◆ **DATA**:
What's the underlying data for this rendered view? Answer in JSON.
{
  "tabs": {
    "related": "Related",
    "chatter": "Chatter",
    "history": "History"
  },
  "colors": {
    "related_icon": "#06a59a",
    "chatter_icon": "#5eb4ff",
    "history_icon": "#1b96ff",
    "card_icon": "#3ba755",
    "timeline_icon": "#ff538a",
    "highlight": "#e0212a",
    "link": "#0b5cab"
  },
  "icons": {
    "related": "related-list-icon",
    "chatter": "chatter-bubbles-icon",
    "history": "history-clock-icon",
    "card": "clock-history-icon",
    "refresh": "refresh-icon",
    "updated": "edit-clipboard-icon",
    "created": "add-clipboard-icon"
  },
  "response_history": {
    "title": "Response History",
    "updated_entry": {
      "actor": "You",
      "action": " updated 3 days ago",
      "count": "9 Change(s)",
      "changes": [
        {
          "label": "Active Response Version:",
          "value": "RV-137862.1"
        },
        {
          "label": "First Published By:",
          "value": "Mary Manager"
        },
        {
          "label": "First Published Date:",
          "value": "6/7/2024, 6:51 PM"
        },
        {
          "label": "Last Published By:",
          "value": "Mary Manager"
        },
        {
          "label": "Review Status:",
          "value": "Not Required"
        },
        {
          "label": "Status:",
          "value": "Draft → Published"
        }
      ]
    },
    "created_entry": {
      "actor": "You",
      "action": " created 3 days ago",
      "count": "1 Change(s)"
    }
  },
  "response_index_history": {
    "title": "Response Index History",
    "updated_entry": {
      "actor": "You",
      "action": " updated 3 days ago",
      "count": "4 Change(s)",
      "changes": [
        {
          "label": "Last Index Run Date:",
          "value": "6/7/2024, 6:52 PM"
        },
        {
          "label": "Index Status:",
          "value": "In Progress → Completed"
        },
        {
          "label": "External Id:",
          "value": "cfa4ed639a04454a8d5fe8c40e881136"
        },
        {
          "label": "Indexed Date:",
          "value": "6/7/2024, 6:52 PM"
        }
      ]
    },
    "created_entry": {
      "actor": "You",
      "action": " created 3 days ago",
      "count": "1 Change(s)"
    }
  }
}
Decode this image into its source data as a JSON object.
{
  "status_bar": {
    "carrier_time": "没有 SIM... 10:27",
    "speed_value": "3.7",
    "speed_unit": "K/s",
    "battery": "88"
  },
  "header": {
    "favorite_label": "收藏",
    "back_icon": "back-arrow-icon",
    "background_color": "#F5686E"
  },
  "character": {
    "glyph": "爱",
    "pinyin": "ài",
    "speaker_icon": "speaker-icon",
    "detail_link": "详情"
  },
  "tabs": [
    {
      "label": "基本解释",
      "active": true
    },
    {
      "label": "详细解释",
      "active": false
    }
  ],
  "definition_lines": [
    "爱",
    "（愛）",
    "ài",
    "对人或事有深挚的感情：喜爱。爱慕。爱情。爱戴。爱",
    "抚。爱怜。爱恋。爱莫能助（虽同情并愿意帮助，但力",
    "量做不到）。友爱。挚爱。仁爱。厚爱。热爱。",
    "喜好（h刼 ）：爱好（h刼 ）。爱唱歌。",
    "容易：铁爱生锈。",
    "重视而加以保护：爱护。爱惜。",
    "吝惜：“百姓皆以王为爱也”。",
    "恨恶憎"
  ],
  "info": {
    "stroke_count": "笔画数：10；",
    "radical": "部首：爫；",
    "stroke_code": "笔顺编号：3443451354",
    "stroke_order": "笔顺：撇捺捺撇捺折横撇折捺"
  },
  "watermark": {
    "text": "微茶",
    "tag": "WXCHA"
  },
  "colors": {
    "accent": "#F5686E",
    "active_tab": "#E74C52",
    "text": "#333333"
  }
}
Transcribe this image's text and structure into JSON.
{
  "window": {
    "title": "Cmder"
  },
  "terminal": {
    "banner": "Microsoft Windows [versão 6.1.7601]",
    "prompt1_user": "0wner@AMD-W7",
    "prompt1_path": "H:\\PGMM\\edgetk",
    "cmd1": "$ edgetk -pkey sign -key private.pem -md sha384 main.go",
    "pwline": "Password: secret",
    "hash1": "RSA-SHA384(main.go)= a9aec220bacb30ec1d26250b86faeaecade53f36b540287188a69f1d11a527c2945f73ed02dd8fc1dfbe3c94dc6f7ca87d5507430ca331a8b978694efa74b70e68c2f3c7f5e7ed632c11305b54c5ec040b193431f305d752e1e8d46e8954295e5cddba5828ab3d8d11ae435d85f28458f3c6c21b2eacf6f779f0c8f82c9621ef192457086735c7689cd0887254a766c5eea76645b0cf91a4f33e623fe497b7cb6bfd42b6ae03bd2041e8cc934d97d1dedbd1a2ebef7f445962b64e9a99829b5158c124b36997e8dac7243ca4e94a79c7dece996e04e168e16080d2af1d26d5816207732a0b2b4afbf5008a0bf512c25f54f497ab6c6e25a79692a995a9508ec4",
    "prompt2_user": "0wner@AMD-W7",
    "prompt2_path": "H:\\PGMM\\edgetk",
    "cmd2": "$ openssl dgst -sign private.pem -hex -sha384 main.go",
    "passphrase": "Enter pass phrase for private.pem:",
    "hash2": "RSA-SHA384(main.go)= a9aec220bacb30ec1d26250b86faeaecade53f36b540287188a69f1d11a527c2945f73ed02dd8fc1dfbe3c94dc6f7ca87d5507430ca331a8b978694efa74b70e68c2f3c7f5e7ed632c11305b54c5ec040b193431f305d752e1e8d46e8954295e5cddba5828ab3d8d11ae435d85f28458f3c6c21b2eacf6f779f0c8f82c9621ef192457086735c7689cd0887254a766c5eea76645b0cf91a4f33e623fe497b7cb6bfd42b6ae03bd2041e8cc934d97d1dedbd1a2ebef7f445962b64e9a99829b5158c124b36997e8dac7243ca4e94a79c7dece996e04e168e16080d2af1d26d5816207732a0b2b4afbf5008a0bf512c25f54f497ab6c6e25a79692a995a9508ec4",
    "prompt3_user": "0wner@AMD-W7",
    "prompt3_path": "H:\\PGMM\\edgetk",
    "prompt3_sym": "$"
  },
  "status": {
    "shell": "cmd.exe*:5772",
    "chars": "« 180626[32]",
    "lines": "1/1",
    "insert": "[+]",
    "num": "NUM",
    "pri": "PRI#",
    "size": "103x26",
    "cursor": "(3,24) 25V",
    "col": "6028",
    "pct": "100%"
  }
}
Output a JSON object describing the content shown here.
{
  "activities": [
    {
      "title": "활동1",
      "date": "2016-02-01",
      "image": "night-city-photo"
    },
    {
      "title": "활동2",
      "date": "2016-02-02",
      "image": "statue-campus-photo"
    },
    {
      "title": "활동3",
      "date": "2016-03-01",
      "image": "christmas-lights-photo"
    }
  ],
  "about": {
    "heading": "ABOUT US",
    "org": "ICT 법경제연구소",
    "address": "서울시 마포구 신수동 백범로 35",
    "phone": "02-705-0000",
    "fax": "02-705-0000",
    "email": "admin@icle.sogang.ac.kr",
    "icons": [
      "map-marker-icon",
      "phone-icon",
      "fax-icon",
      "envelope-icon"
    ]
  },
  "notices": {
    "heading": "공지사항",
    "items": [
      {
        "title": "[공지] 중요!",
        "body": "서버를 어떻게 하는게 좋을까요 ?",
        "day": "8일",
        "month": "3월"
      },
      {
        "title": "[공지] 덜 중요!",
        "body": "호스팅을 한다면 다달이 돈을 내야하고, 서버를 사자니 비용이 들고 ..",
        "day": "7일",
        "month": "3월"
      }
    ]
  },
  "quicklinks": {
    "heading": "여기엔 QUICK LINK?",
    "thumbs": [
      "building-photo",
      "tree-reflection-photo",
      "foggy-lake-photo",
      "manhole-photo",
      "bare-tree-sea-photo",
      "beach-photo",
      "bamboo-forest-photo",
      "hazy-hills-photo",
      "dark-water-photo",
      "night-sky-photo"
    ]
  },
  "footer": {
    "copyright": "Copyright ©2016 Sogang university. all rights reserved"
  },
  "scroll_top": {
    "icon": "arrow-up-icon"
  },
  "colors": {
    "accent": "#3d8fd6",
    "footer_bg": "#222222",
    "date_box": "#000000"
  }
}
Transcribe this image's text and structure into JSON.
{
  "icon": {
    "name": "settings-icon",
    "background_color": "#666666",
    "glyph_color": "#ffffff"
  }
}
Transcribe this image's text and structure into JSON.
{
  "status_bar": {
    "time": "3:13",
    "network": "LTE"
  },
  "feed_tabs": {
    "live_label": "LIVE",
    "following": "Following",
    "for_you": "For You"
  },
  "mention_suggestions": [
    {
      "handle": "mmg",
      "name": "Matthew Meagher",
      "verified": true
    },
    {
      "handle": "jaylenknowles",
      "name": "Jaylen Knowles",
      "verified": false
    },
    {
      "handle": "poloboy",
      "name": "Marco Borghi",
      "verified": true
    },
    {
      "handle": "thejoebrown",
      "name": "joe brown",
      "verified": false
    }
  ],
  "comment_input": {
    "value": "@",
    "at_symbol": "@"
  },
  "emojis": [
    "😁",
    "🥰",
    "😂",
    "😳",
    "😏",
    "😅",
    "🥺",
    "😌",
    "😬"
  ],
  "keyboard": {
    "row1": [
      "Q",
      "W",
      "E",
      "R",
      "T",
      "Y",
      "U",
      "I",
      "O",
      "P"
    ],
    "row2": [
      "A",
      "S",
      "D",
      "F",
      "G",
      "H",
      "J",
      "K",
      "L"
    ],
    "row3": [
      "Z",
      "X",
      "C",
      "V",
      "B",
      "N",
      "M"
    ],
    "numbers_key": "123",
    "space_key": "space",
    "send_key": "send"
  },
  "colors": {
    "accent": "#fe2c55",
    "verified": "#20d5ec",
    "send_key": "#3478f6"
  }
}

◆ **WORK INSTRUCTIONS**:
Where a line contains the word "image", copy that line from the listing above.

◆ **ANSWER TO THIS EXERCISE**:
Decode this image into its source data as a JSON object.
Transcribe this image's text and structure into JSON.
      "image": "night-city-photo"
      "image": "statue-campus-photo"
      "image": "christmas-lights-photo"
Transcribe this image's text and structure into JSON.
Transcribe this image's text and structure into JSON.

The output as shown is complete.